We are a hybrid cloud service provider and when customers have log management and/or compliance requirements we implement a SW LEM appliance in their hybrid environment.  With this hybrid approach we have a dedicated appliance using storage that allows our customers to always know where there data is being stored.  In cases where the hybrid includes customer prem systems we have a site-to-site tunnel to secure the data.

Level 12

nothing here goes to the cloud for security reasons everything is kept in house.

MVP
MVP

I'd keep it in-house...but that is my perspective. 

Those decisions are made at a higher pay grade than mine.

Level 9

I believe one should look what kind of service and who to trust on this, some services are security hardened and deserve a chance to prove themselves worthy. I personally trust FortiCloud for UTM logs.

MVP
MVP

I agree that there's risk in putting any data in the cloud, but let's not forget that there is risk in having that data in your internal network, too. Corporate networks are always targets for intrusions, because they have more than just log data. We'd be wise to question the security of data regardless where it lives.

It can be stolen from your network or the cloud. If you can get actionable information from a aaS log analysis tool, and you accept that risk, go for it. Just don't think that because your data is in your very own data center that it's safe.

Level 9

We use the cloud in some scenarios but not for log data that should be secured! We follow measure to ensure it is secured internally. Putting it out in the cloud is just not an option.

Level 15

Agree with the buik of the comments here.  Logs should be kept in house and analyzed there.  Otherwise, if they have to exit the confines, they need to be scrubbed.  Specifically if there is a reason and they have to go outside, such as web reputation verifications. 

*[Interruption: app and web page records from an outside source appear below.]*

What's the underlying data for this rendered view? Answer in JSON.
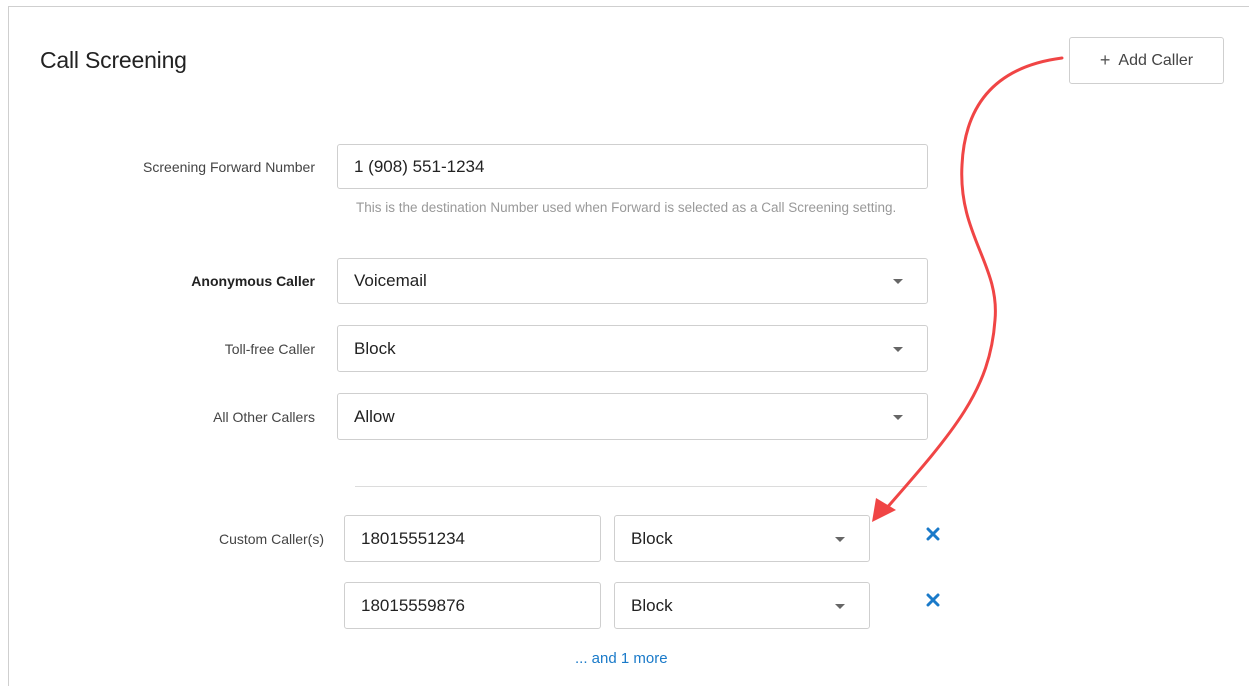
{
  "header": {
    "title": "Call Screening",
    "add_caller_label": "Add Caller"
  },
  "form": {
    "forward": {
      "label": "Screening Forward Number",
      "value": "1 (908) 551-1234",
      "help": "This is the destination Number used when Forward is selected as a Call Screening setting."
    },
    "anonymous": {
      "label": "Anonymous Caller",
      "value": "Voicemail"
    },
    "toll_free": {
      "label": "Toll-free Caller",
      "value": "Block"
    },
    "other": {
      "label": "All Other Callers",
      "value": "Allow"
    },
    "custom": {
      "label": "Custom Caller(s)",
      "rows": [
        {
          "number": "18015551234",
          "action": "Block"
        },
        {
          "number": "18015559876",
          "action": "Block"
        }
      ],
      "more_label": "... and 1 more"
    }
  },
  "colors": {
    "accent": "#1a7ac9",
    "annotation_arrow": "#f04545"
  }
}
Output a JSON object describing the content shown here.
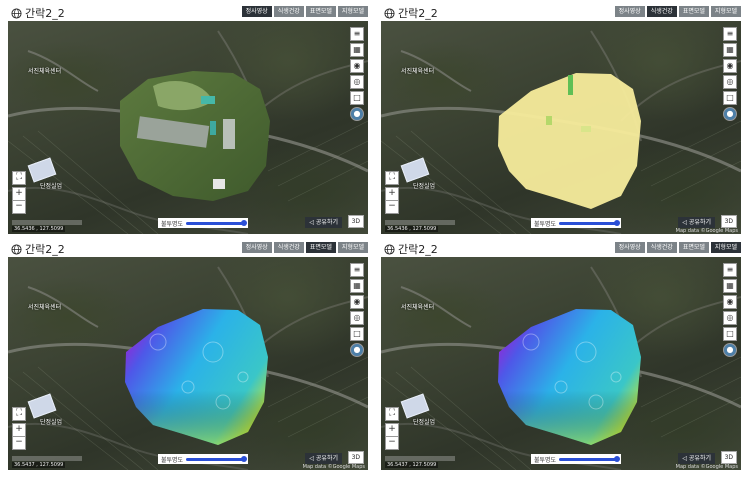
{
  "panels": [
    {
      "title": "간락2_2",
      "tabs": [
        "정사영상",
        "식생건강",
        "표면모델",
        "지형모델"
      ],
      "active_tab": 0,
      "opacity_label": "불투명도",
      "share_label": "공유하기",
      "view3d_label": "3D",
      "coordinate": "36.5436 , 127.5099",
      "attribution": "",
      "map_labels": [
        "서진체육센터",
        "단정실업"
      ],
      "overlay": "orthophoto"
    },
    {
      "title": "간락2_2",
      "tabs": [
        "정사영상",
        "식생건강",
        "표면모델",
        "지형모델"
      ],
      "active_tab": 1,
      "opacity_label": "불투명도",
      "share_label": "공유하기",
      "view3d_label": "3D",
      "coordinate": "36.5436 , 127.5099",
      "attribution": "Map data ©Google Maps",
      "map_labels": [
        "서진체육센터",
        "단정실업"
      ],
      "overlay": "vegetation"
    },
    {
      "title": "간락2_2",
      "tabs": [
        "정사영상",
        "식생건강",
        "표면모델",
        "지형모델"
      ],
      "active_tab": 2,
      "opacity_label": "불투명도",
      "share_label": "공유하기",
      "view3d_label": "3D",
      "coordinate": "36.5437 , 127.5099",
      "attribution": "Map data ©Google Maps",
      "map_labels": [
        "서진체육센터",
        "단정실업"
      ],
      "overlay": "surface"
    },
    {
      "title": "간락2_2",
      "tabs": [
        "정사영상",
        "식생건강",
        "표면모델",
        "지형모델"
      ],
      "active_tab": 3,
      "opacity_label": "불투명도",
      "share_label": "공유하기",
      "view3d_label": "3D",
      "coordinate": "36.5437 , 127.5099",
      "attribution": "Map data ©Google Maps",
      "map_labels": [
        "서진체육센터",
        "단정실업"
      ],
      "overlay": "terrain"
    }
  ],
  "icons": {
    "title": "globe-icon",
    "right_tools": [
      "layers-icon",
      "grid-icon",
      "location-icon",
      "target-icon",
      "square-icon",
      "earth-icon"
    ],
    "left_tools": [
      "fullscreen-icon",
      "zoom-in-icon",
      "zoom-out-icon"
    ]
  },
  "colors": {
    "tab": "#7c8388",
    "tab_active": "#2c3238",
    "slider": "#2a4fd6",
    "vegetation": "#f7ec9c",
    "surface_low": "#9a22d4",
    "surface_mid": "#2bb2e8",
    "surface_high": "#d7e61c"
  }
}
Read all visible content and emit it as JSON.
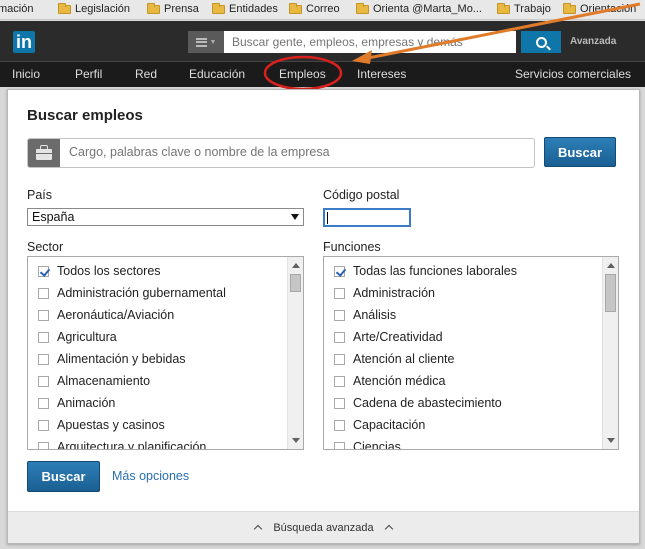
{
  "bookmarks": [
    {
      "label": "mación",
      "folder": false
    },
    {
      "label": "Legislación",
      "folder": true
    },
    {
      "label": "Prensa",
      "folder": true
    },
    {
      "label": "Entidades",
      "folder": true
    },
    {
      "label": "Correo",
      "folder": true
    },
    {
      "label": "Orienta @Marta_Mo...",
      "folder": true
    },
    {
      "label": "Trabajo",
      "folder": true
    },
    {
      "label": "Orientación",
      "folder": true
    }
  ],
  "header": {
    "logo_text": "in",
    "search_placeholder": "Buscar gente, empleos, empresas y demás",
    "advanced_label": "Avanzada"
  },
  "nav": {
    "items": [
      "Inicio",
      "Perfil",
      "Red",
      "Educación",
      "Empleos",
      "Intereses",
      "Servicios comerciales"
    ],
    "active": "Empleos"
  },
  "annotation": {
    "color": "#e07b2a",
    "circle_color": "#d9201c"
  },
  "job_search": {
    "title": "Buscar empleos",
    "placeholder": "Cargo, palabras clave o nombre de la empresa",
    "search_button": "Buscar"
  },
  "filters": {
    "country_label": "País",
    "country_value": "España",
    "postal_label": "Código postal",
    "postal_value": ""
  },
  "sector": {
    "label": "Sector",
    "items": [
      {
        "label": "Todos los sectores",
        "checked": true
      },
      {
        "label": "Administración gubernamental",
        "checked": false
      },
      {
        "label": "Aeronáutica/Aviación",
        "checked": false
      },
      {
        "label": "Agricultura",
        "checked": false
      },
      {
        "label": "Alimentación y bebidas",
        "checked": false
      },
      {
        "label": "Almacenamiento",
        "checked": false
      },
      {
        "label": "Animación",
        "checked": false
      },
      {
        "label": "Apuestas y casinos",
        "checked": false
      },
      {
        "label": "Arquitectura y planificación",
        "checked": false
      }
    ]
  },
  "functions": {
    "label": "Funciones",
    "items": [
      {
        "label": "Todas las funciones laborales",
        "checked": true
      },
      {
        "label": "Administración",
        "checked": false
      },
      {
        "label": "Análisis",
        "checked": false
      },
      {
        "label": "Arte/Creatividad",
        "checked": false
      },
      {
        "label": "Atención al cliente",
        "checked": false
      },
      {
        "label": "Atención médica",
        "checked": false
      },
      {
        "label": "Cadena de abastecimiento",
        "checked": false
      },
      {
        "label": "Capacitación",
        "checked": false
      },
      {
        "label": "Ciencias",
        "checked": false
      }
    ]
  },
  "actions": {
    "search_button": "Buscar",
    "more_options": "Más opciones"
  },
  "footer": {
    "advanced_search": "Búsqueda avanzada"
  }
}
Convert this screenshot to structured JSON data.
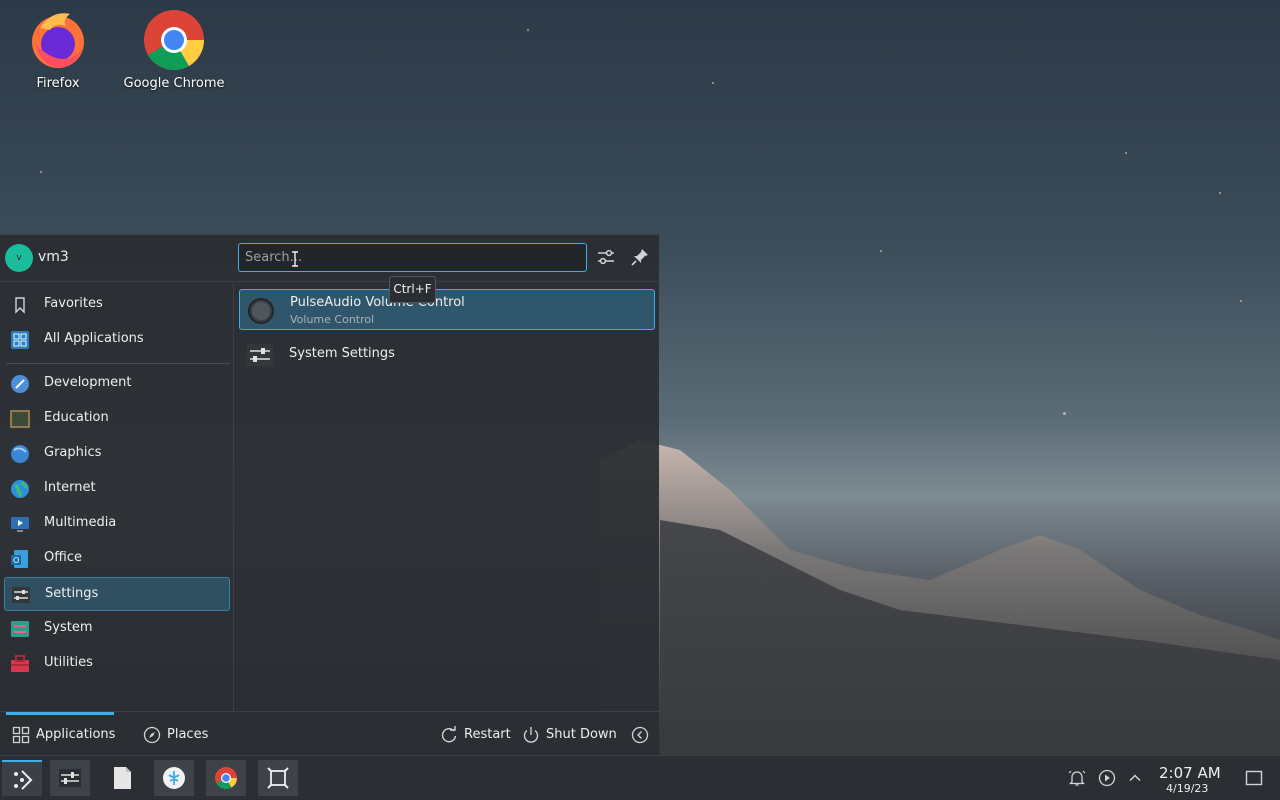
{
  "desktop": {
    "icons": [
      {
        "label": "Firefox"
      },
      {
        "label": "Google Chrome"
      }
    ]
  },
  "launcher": {
    "user": {
      "initial": "v",
      "name": "vm3"
    },
    "search": {
      "placeholder": "Search...",
      "value": ""
    },
    "tooltip": "Ctrl+F",
    "sidebar": [
      {
        "label": "Favorites",
        "icon": "bookmark-icon"
      },
      {
        "label": "All Applications",
        "icon": "grid-icon"
      },
      {
        "label": "Development",
        "icon": "development-icon"
      },
      {
        "label": "Education",
        "icon": "education-icon"
      },
      {
        "label": "Graphics",
        "icon": "graphics-icon"
      },
      {
        "label": "Internet",
        "icon": "globe-icon"
      },
      {
        "label": "Multimedia",
        "icon": "multimedia-icon"
      },
      {
        "label": "Office",
        "icon": "office-icon"
      },
      {
        "label": "Settings",
        "icon": "settings-icon",
        "active": true
      },
      {
        "label": "System",
        "icon": "system-icon"
      },
      {
        "label": "Utilities",
        "icon": "toolbox-icon"
      }
    ],
    "results": [
      {
        "title": "PulseAudio Volume Control",
        "subtitle": "Volume Control",
        "icon": "volume-knob-icon",
        "active": true
      },
      {
        "title": "System Settings",
        "subtitle": "",
        "icon": "system-settings-icon"
      }
    ],
    "footer": {
      "applications": "Applications",
      "places": "Places",
      "restart": "Restart",
      "shutdown": "Shut Down"
    }
  },
  "taskbar": {
    "clock": {
      "time": "2:07 AM",
      "date": "4/19/23"
    }
  },
  "colors": {
    "accent": "#3daee9",
    "panel": "#2a2e32",
    "taskbar": "#2b2f33"
  }
}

About the Author
I Started in my early days (1996), while I was still at college, in the Technical Support area of the Direccion de Sistemas e Informatica of the  UANL (Universidad Autonoma de Nuevo Leon) which is one of the biggest public universities of Mexico. There, I grew from a total novice in the IT world to a Jr Network Engineer and eventually as the Engineer in charge of the management and operation of RedUANL (Thats what we called the university's network) That's where I suffered the pains and enjoyed the pleasures for the first time, of being the network manager of a big, and complex network. Currently I'm with the best Latin American Solarwinds Channel Partner, Iscor Soluciones, as the Sr Pre- and Post-Sales Engineer in charge of the Solarwinds Brand, inside Iscor. At Iscor, we've been partners with solarwinds since 2001 and growing every day with new challenges and new projects that make our day-to-day work a fun and enriching.